The greenish-brown Horseshoe Crab, which is not actually a crab but rather a creature more akin to the scorpion, has a horseshoe-shaped convex carapace. The Horseshoe Crab has a spike-like tail (or telson), which it does not use for defense but rather as a leverage device which it employs to turn itself over if it ends up on its back on land. Like a turtle, the Horseshoe Crab seems quite upset to be turned bottom up, although he does swim “upside-down,” usually at night. (Limulus also uses its telson as a brace to “hunker down” in the sand or mud on the ocean bottom.)
The Atlantic Horseshoe Crab “shell” may reach a length of over 24 inches, even though the actual creature inside is much smaller. It is not at all esteemed as a food for humans nowdays, although historically, Native Americans ate the meat of the Horseshoe Crab. (They also used the telson as a spear tip, and the carapace as a bowl to bail water, etc.) A bird called the Red Knot loves to eat Horseshoe Crab eggs.
The Horseshoe Crab was, at one time, called the King Crab. Nowadays it sometimes goes by the nickname “Big Brown.”
The creature has two pairs of compound eyes set atop the carapace and two simple eyes at the shell front, rather than eyes on stalks like true crabs. On the underside around the mouth are five pairs of dark brown legs. In front of the mouth is a pair of pinchers. Six spines stick out from each side of the part of the carapace over the abdomen.
During the spring mating season, the female releases a pheromone into the sea. When a male locates her, having been attracted by the chemical, he takes hold of her around her carapace. (The male is smaller than the female.) He uses his specialized strong front legs to accomplish this grasping. He hangs onto her in order to be on hand, so to speak, when she goes ashore to lay her 200-300 dark greenish eggs in a depression in the sand. The males then release sperm which fertilize the eggs. This mating process occurs in May or June during the high spring tides. (Sometimes as many as nine potential “daddies” hitchhike on a lady at once!)

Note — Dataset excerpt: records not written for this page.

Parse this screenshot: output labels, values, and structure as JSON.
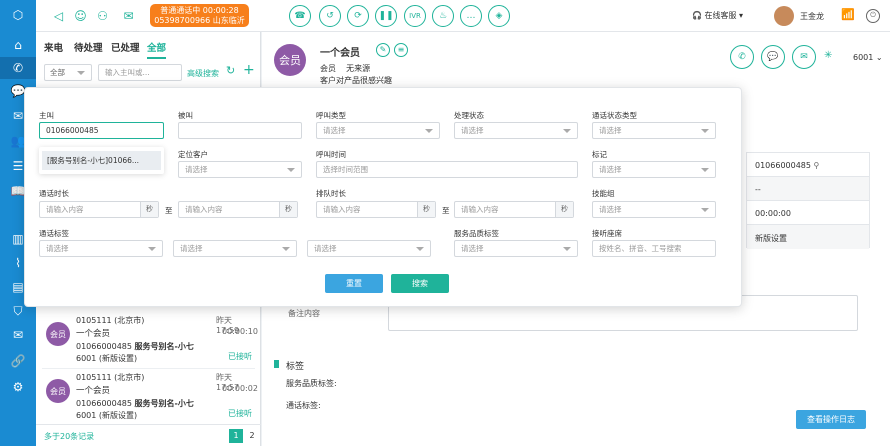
{
  "top": {
    "call_status": "普通通话中",
    "call_timer": "00:00:28",
    "call_number_area": "05398700966 山东临沂",
    "service_status": "在线客服",
    "agent_name": "王金龙",
    "call_buttons": [
      "hangup",
      "hold",
      "transfer",
      "pause",
      "IVR",
      "consult",
      "chat",
      "tag"
    ],
    "ivr_label": "IVR"
  },
  "left": {
    "tabs": [
      "来电",
      "待处理",
      "已处理",
      "全部"
    ],
    "filter_scope": "全部",
    "search_placeholder": "输入主叫或...",
    "advanced_search": "高级搜索",
    "records": [
      {
        "number": "0105111 (北京市)",
        "time": "昨天17:59",
        "name": "一个会员",
        "duration": "00:00:10",
        "phone": "01066000485",
        "alias": "服务号别名-小七",
        "agent": "6001 (新版设置)",
        "status": "已接听",
        "avatar": "会员"
      },
      {
        "number": "0105111 (北京市)",
        "time": "昨天17:57",
        "name": "一个会员",
        "duration": "00:00:02",
        "phone": "01066000485",
        "alias": "服务号别名-小七",
        "agent": "6001 (新版设置)",
        "status": "已接听",
        "avatar": "会员"
      }
    ],
    "total": "多于20条记录",
    "pages": [
      "1",
      "2"
    ]
  },
  "customer": {
    "avatar": "会员",
    "name": "一个会员",
    "type": "会员",
    "source": "无来源",
    "interest": "客户对产品很感兴趣",
    "extension": "6001"
  },
  "detail": {
    "phone": "01066000485",
    "dash": "--",
    "duration": "00:00:00",
    "setting": "新版设置",
    "remark_label": "备注内容",
    "tags_title": "标签",
    "service_tag_label": "服务品质标签:",
    "call_tag_label": "通话标签:",
    "log_button": "查看操作日志"
  },
  "search": {
    "caller_label": "主叫",
    "caller_value": "01066000485",
    "suggestion": "[服务号别名-小七]01066...",
    "callee_label": "被叫",
    "call_type_label": "呼叫类型",
    "process_label": "处理状态",
    "talk_status_label": "通话状态类型",
    "locate_label": "定位客户",
    "call_time_label": "呼叫时间",
    "mark_label": "标记",
    "talk_dur_label": "通话时长",
    "queue_dur_label": "排队时长",
    "skill_label": "技能组",
    "call_tag_label": "通话标签",
    "quality_label": "服务品质标签",
    "listen_label": "接听座席",
    "select_ph": "请选择",
    "input_ph": "请输入内容",
    "range_ph": "选择时间范围",
    "listen_ph": "按姓名、拼音、工号搜索",
    "unit": "秒",
    "to": "至",
    "reset": "重置",
    "submit": "搜索"
  },
  "colors": {
    "nav": "#1a8bd2",
    "accent": "#1fb39a",
    "orange": "#f77f1b",
    "purple": "#8e5aa6",
    "blue_btn": "#3ba5e0"
  }
}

Limulus polyphemus is of great value in the field of medicine because a clotting agent in its blue, copper-based blood is used to check drugs for dangerious toxins. (The Horseshoe Crab, after having a portion of blood extracted, can be returned to the sea unharmed.)
The eyes of the Horseshoe Crab are used in the medical study of human optic nerve structure.

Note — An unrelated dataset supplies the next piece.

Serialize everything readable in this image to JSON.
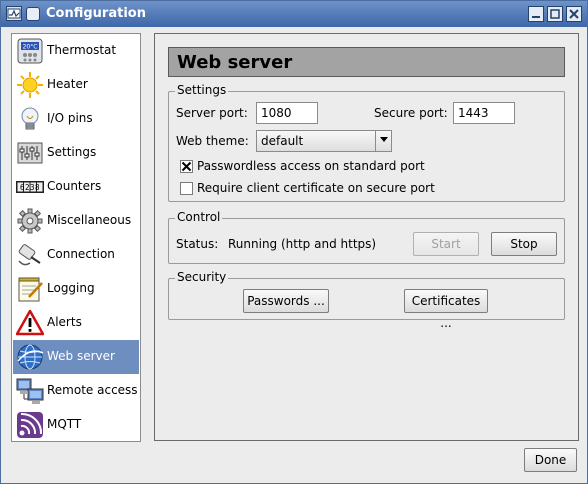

Chitin from the “shell” of the Horseshoe Crab is non-toxic and biodegradable. When combined with chitosan, it can be used in cosmetics, hair spray, and contact lenses. Chitin can be used to purify drinking water and waste water. The substance can also be made into surgical suture and wound dressings.

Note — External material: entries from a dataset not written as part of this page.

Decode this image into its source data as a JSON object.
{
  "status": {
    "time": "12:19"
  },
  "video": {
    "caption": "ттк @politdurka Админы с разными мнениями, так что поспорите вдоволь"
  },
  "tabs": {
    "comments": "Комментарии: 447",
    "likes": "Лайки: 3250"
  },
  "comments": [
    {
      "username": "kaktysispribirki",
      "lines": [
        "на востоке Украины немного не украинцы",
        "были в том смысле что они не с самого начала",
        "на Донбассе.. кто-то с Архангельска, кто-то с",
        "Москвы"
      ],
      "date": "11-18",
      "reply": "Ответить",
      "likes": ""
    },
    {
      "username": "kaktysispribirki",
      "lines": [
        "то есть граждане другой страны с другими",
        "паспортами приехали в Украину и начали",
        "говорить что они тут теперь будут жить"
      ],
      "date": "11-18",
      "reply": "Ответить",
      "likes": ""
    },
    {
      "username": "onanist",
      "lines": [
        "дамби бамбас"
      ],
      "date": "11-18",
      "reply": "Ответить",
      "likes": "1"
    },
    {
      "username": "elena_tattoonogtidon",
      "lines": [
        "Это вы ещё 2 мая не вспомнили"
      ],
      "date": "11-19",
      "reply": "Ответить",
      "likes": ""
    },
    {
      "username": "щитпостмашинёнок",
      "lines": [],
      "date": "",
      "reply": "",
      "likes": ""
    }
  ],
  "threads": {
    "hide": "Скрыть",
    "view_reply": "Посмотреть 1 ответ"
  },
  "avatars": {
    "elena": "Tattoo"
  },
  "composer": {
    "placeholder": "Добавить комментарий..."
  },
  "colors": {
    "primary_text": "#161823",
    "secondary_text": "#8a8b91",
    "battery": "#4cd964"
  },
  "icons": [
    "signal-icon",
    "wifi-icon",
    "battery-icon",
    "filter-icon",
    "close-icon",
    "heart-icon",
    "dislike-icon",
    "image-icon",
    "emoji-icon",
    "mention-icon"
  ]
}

Horseshoe Crabs are used in eel pots as bait.
Atlantic Horseshoe Crabs live in shallow water, and may be found anywhere from Maine to the Gulf of Mexico. A few other species of Horseshoe Crabs can be found in other seas.
Horseshoe Crabs molt, as do all of the crustaceans. The shell splits open and the crab emerges, now larger by a fourth than before. These empty “molts” may be found on the beach.
At one time Horseshoe Crabs were so abundant that farmers used them as fertilizer. Limulus polyphemus itself especially enjoys dining on clams.